2022 and beyond, factored into how physician practices and medical groups, including AMGA members,
prepared to compete and provide care under MIPS.
These clinicians and groups invested in the necessary
infrastructure with the reasonable expectation they
would be competitive under MIPS. If finalized as
proposed, even those that perform well under MIPS
will receive updates that do not keep pace with medical
inflation, effectively resulting in a loss.
It appears that those working to improve care
and outcomes, and reduce spending growth are now
engaged in what amounts to a compliance exercise.
In addition, the proposal ultimately harms those
clinicians whom it purports to protect. Those groups
and clinicians participating in MIPS will have gained
experience in participating in a value-based system.
Lacking this experience will put those excluded at a
competitive disadvantage once they are required to
participate in MIPS.
Beyond the low-volume threshold, CMS also
proposed for 2018 to set the CPS too low to be an
effective gauge of performance. As proposed, a minimal
amount of MIPS reporting would be sufficient to reach
the proposed threshold of 15 points, and receive either
a neutral or positive update.
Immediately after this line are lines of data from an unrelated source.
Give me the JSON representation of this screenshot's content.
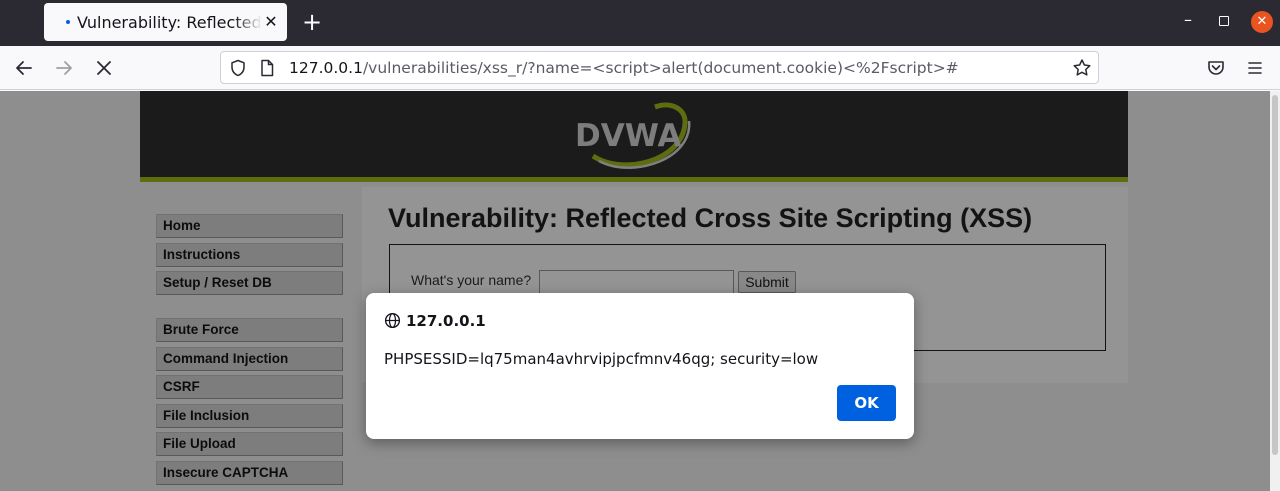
{
  "browser": {
    "tab_title": "Vulnerability: Reflected Cross Site Scripting (XSS) :: Damn Vulnerable Web Application (DVWA)",
    "tab_close": "✕",
    "new_tab": "+",
    "url_host": "127.0.0.1",
    "url_path": "/vulnerabilities/xss_r/?name=<script>alert(document.cookie)<%2Fscript>#",
    "accent_color": "#0061e0",
    "window_buttons": {
      "minimize": "–",
      "close": "✕"
    }
  },
  "dvwa": {
    "logo_text": "DVWA",
    "menu": [
      {
        "label": "Home"
      },
      {
        "label": "Instructions"
      },
      {
        "label": "Setup / Reset DB"
      },
      {
        "label": "Brute Force"
      },
      {
        "label": "Command Injection"
      },
      {
        "label": "CSRF"
      },
      {
        "label": "File Inclusion"
      },
      {
        "label": "File Upload"
      },
      {
        "label": "Insecure CAPTCHA"
      }
    ],
    "title": "Vulnerability: Reflected Cross Site Scripting (XSS)",
    "form_label": "What's your name?",
    "input_value": "",
    "submit_label": "Submit",
    "header_accent": "#a0bc1c"
  },
  "dialog": {
    "origin": "127.0.0.1",
    "message": "PHPSESSID=lq75man4avhrvipjpcfmnv46qg; security=low",
    "ok_label": "OK"
  }
}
This is particularly true
for small-sized providers, which CMS is proposing to
automatically award five bonus CPS points.
The proposed low-volume exclusion levels, combined with the CPS threshold, fail to acknowledge the
significant investments in health information technology,
staffing, training, and clinical practice innovation efforts
that are needed to deliver care in a value-based reimbursement system. AMGA members have been preparing
for these reforms, and it is disappointing their efforts will
again be diminished under this proposed rule.
Based on these and other concerns, AMGA concluded that a MIPS program that does not challenge or
engage the medical community would not approach the
desired quality improvement and spending reduction
goals MACRA intends.
Blocking the APM Pathway
AMGA also has concerns with CMS’ proposals
for the alternative payment model (APM) pathway.
In a switch from last year’s final MACRA rule, CMS
now proposes to conduct qualifying practitioner (QP)
determinations for the All-Payer Combination Option
at the individual clinician level, rather than at the APM
entity level. Intended to avoid including clinicians with
minimal participation in an APM, the proposal fails
to account for the nature of group practices. Group
practices are measured and evaluated at the group
level, not at the individual clinician level. This proposal
appears to take a different approach and shifts away
from acknowledging that clinicians in advanced APMs
are working together toward a common goal and that
this collaboration is the hallmark of superior patient
care. AMGA is opposed to this change in policy and
recommended that CMS conduct QP determinations at
the APM entity level.
In an effort to facilitate APM participation, we also
encouraged CMS to allow providers that have contracts
with Medicare Advantage (MA) plans that meet the
risk, quality, and certified electronic health information
technology requirements to be considered for advanced
APM status before performance year 2019. CMS has
the discretion under MACRA to include such contracts
by including MA beneficiaries in the beneficiary threshold test. This recognizes the risk providers take under
MA contracts and provides another option for providers to participate as advanced APMs.
Move to Value Now
MACRA was intended to shift the Medicare
program away from a fee-for-service system based on
volume and intensity to a reimbursement system based
on value. By revising its proposed MACRA rule based
on our recommendations, CMS can help providers
realize Congress’ vision for a Medicare program that is
rooted in performance and value.
David Introcaso, Ph.D., is senior director, regulatory
and public policy ( email@example.com), and Darryl
M. Drevna, M.A., is director, regulatory and public
policy ( firstname.lastname@example.org), at AMGA.